--- MATERIAL PROVIDED Enclosed Below ---

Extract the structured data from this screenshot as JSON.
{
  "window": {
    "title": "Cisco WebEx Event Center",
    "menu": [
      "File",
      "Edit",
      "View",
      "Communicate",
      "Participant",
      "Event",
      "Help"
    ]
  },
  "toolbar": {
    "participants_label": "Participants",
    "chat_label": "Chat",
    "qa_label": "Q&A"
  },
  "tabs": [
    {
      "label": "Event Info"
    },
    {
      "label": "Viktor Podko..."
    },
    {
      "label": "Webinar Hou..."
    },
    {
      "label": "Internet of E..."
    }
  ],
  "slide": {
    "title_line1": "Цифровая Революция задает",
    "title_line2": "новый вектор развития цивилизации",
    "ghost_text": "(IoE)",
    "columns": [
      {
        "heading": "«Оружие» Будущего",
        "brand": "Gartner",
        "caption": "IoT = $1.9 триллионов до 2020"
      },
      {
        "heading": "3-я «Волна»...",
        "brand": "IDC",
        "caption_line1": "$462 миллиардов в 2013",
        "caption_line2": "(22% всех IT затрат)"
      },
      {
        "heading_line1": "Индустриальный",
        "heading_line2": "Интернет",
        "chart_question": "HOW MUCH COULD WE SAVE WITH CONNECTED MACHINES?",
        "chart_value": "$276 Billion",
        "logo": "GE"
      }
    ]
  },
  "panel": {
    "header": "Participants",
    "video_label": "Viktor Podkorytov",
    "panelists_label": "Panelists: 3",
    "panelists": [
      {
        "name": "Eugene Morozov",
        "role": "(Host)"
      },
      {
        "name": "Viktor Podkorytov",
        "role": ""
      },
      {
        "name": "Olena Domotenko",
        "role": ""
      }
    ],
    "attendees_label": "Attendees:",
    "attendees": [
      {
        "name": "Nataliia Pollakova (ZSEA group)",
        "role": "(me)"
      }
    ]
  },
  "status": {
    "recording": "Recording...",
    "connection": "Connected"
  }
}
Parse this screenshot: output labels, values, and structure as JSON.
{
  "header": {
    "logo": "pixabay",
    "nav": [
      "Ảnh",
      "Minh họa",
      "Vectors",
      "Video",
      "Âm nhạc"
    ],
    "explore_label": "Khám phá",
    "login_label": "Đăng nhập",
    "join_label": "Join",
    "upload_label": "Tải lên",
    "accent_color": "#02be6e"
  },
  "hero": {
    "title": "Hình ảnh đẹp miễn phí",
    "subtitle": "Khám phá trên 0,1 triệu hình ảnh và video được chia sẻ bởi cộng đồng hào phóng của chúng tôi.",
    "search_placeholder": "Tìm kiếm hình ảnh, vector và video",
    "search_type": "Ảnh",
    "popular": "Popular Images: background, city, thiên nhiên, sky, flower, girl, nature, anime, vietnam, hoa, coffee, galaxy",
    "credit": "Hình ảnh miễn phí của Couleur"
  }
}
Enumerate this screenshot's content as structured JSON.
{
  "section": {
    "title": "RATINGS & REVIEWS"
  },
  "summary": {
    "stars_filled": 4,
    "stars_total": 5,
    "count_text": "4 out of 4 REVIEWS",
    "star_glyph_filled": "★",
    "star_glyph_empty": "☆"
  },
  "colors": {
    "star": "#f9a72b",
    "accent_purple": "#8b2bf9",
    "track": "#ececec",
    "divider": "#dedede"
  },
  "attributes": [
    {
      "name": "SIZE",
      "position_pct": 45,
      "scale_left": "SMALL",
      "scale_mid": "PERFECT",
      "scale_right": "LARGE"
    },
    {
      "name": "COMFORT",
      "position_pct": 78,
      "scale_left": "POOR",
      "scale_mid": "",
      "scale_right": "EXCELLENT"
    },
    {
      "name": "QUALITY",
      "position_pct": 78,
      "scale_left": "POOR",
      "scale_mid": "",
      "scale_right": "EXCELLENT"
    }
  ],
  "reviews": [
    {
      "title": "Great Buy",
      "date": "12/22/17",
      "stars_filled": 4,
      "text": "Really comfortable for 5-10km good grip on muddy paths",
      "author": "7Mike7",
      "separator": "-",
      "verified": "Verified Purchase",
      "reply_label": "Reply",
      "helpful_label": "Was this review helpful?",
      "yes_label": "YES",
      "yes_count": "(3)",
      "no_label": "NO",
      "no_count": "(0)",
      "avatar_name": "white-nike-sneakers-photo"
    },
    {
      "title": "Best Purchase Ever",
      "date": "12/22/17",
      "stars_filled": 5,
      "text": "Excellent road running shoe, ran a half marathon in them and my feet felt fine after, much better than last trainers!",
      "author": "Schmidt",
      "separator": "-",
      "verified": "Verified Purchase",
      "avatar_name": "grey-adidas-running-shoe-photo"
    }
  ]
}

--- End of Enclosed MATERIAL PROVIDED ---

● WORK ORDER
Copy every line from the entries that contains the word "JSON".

● RESPONSE TO THE EXERCISE
Extract the structured data from this screenshot as JSON.
Parse this screenshot: output labels, values, and structure as JSON.
Enumerate this screenshot's content as structured JSON.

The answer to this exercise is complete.